About this exercise | Among the lines of the material, copy those that hold the string "Replacing".
(Records for processing)
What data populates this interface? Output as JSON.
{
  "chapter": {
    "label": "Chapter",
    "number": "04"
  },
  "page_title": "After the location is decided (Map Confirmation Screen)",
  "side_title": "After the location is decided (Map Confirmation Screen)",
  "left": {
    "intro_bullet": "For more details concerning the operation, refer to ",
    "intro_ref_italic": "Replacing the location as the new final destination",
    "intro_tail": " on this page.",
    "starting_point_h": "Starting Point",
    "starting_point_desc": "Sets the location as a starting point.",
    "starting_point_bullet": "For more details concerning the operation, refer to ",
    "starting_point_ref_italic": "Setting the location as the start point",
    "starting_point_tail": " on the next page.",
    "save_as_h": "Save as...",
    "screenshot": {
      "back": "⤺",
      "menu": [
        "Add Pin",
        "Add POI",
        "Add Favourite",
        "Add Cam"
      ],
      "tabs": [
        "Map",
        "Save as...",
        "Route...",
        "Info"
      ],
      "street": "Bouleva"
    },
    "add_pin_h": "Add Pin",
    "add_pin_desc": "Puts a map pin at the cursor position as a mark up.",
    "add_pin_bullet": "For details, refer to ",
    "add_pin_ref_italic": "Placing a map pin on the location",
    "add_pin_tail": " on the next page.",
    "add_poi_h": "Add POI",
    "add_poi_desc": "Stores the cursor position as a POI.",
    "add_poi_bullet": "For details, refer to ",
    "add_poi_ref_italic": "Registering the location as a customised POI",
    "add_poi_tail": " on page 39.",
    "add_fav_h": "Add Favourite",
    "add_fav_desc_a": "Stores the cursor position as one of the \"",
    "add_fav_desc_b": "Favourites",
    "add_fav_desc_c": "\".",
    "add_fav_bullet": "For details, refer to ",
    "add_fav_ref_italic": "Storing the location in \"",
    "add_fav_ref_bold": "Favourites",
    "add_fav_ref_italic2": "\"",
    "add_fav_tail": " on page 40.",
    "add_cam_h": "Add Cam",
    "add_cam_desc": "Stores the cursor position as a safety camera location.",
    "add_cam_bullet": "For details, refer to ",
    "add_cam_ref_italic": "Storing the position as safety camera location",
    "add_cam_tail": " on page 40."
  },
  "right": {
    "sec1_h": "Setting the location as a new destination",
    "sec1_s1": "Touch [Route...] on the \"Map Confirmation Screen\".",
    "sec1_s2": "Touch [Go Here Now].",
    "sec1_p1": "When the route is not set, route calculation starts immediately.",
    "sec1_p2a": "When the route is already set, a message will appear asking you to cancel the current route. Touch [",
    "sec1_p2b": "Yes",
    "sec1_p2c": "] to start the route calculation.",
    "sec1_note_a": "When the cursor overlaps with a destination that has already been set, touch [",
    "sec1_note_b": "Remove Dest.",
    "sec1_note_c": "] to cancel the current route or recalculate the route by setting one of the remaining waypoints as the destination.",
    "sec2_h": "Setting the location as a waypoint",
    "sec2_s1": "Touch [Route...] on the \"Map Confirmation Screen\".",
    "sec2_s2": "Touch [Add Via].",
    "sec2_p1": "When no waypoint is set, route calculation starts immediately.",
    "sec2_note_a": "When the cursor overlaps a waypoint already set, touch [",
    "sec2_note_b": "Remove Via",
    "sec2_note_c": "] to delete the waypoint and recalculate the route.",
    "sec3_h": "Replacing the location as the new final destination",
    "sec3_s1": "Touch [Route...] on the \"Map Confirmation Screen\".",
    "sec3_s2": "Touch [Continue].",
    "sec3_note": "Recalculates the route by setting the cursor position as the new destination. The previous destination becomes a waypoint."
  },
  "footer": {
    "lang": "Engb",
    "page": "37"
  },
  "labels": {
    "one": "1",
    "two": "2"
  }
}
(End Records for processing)
Your response |
    "intro_ref_italic": "Replacing the location as the new final destination",
    "sec3_h": "Replacing the location as the new final destination",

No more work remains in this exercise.